“A motion to suppress can be filed by the defendant only pursuant to [K.S.A. 22-3215, the statute governing the suppression of a confession or admission]. ․ Nothing in the statute permits a defendant to state in a suppression motion only some of the grounds upon which it is claimed that the confession or admission is not admissible as evidence, then state different grounds in a subsequent proceeding in the same case. ․ Nothing in the statute permits us to entertain such a motion after trial for the first time on appeal. To allow a reopening of the question on the basis of a new legal theory to support or contest the admissibility of the evidence would defeat the purpose of this statute. Parties must present all arguments relative to the question of suppression when the issue of the admissibility of evidence is initially raised, either before or at trial as the statute requires.” 2017 WL 3001276, at *3.
McLarty's claim that the officer's actions were the direct cause of her failure to comply with K.S.A. 8-1530 is not properly before us.
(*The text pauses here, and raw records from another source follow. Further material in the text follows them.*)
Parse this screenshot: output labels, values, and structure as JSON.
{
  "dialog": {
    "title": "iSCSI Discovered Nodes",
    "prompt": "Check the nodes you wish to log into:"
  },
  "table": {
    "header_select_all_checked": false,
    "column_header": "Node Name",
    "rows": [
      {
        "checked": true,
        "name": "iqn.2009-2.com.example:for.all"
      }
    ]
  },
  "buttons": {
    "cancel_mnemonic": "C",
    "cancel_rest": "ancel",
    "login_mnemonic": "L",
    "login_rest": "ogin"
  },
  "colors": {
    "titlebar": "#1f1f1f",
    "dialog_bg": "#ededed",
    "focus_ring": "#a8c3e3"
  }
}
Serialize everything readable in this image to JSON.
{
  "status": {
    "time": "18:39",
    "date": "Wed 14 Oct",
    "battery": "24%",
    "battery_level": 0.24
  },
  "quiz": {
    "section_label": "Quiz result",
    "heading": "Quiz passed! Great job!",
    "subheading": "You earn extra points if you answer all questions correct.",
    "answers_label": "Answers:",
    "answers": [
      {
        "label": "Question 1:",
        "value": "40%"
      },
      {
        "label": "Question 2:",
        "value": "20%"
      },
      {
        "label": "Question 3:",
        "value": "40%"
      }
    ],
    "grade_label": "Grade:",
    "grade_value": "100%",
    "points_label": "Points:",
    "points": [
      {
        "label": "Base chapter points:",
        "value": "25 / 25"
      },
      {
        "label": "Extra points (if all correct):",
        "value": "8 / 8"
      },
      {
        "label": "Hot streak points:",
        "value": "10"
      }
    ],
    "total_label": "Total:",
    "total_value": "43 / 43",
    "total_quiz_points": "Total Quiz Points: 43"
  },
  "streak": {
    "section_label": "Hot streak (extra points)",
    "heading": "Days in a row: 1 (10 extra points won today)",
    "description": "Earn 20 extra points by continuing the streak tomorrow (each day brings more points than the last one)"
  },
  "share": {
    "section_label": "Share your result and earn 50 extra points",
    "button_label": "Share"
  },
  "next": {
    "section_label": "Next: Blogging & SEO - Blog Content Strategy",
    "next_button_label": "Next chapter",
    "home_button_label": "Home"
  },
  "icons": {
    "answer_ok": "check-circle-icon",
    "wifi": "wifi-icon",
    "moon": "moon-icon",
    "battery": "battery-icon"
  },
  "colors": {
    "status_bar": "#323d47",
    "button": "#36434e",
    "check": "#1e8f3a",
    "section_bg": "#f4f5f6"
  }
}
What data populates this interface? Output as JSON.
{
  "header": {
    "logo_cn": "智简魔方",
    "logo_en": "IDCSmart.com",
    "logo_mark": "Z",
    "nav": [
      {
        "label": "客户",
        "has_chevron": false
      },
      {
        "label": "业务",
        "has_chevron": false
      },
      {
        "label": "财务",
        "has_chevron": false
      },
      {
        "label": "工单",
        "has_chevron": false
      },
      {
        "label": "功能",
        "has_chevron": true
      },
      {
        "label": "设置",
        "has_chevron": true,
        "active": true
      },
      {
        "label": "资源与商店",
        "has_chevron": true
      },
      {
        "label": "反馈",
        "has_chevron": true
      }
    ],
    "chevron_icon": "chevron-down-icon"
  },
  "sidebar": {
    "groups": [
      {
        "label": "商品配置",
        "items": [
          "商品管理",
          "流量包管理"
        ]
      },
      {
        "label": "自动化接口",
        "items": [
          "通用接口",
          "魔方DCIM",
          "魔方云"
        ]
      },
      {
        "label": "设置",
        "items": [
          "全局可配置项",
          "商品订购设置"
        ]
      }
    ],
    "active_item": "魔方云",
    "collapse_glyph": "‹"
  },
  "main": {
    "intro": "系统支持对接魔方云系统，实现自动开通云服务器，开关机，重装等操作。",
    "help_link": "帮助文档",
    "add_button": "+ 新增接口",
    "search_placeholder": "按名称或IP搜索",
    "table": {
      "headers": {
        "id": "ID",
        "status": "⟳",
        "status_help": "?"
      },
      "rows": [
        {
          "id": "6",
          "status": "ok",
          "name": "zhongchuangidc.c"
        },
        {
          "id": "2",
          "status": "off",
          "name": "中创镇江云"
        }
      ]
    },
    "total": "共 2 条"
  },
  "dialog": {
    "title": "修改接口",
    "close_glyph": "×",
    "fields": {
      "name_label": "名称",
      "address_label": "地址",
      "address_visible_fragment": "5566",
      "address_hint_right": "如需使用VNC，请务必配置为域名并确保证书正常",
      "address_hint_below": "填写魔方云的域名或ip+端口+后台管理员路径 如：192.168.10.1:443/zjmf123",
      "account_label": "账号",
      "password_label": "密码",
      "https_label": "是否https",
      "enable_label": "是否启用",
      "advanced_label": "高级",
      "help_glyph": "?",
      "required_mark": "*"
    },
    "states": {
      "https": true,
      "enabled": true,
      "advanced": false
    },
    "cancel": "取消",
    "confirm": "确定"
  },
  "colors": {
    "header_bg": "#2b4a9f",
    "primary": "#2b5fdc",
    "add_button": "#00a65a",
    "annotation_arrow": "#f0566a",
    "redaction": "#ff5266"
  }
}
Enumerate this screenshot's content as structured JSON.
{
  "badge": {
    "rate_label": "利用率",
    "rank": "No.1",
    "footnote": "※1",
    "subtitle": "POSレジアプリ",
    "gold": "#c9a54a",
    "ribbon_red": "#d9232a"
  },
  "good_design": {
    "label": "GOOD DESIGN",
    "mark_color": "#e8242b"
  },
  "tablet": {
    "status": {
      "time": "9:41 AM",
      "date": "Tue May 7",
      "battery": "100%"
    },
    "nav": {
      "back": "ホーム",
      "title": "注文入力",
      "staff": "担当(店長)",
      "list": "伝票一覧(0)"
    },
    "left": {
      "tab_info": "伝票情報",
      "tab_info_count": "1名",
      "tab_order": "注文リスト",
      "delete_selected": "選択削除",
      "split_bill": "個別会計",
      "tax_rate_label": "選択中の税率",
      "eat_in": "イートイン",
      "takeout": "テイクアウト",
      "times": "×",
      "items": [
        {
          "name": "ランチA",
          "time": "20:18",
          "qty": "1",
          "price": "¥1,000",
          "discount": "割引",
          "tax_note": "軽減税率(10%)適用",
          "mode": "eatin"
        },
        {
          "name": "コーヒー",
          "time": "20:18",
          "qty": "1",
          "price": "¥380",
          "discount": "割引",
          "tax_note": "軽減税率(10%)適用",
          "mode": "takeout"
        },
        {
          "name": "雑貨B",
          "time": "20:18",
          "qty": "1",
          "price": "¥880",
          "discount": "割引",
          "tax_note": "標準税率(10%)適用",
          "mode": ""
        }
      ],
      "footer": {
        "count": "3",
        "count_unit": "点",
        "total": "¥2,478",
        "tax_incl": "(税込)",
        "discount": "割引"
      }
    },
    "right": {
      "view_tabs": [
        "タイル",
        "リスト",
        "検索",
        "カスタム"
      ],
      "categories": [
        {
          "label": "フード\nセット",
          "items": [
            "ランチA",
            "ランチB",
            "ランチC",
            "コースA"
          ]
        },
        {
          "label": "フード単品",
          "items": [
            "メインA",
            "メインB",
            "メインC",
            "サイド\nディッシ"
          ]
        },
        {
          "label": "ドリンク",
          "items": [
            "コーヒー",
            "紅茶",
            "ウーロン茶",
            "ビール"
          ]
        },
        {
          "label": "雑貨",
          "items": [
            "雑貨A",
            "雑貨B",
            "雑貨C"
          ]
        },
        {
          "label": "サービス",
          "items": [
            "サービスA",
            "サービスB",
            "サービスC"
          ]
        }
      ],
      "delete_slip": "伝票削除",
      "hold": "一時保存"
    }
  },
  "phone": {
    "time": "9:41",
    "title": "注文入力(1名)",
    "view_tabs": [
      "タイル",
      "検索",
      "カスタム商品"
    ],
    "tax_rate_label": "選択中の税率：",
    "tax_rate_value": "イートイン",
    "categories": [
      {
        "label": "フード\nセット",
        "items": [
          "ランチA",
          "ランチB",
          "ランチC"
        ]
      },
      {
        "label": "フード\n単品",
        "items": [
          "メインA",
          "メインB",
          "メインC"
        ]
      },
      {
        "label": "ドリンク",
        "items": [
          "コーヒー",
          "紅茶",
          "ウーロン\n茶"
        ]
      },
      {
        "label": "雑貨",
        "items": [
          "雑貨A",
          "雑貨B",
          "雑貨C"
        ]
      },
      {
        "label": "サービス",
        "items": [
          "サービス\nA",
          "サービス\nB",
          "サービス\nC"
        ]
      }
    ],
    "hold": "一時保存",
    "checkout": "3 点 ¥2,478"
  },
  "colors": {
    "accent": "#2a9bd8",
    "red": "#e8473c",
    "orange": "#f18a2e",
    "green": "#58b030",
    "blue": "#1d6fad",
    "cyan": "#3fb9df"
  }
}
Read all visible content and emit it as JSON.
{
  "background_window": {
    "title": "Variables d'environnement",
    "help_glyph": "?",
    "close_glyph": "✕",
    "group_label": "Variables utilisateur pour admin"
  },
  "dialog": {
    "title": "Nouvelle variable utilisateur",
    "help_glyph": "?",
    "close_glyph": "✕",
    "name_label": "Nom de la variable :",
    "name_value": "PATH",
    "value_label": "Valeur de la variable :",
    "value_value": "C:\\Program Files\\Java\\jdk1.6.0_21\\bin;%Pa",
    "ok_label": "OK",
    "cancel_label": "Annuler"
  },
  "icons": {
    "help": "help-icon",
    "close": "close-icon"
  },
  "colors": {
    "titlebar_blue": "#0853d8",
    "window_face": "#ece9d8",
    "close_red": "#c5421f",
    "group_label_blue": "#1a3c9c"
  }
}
Finally, because we have already found that the officer's stop of McLarty was justified as he had reasonable suspicion that McLarty had violated K.S.A. 8-1530, McLarty's additional claim that the officer's assessment of her speed was unsound and cannot provide justification for the stop is moot.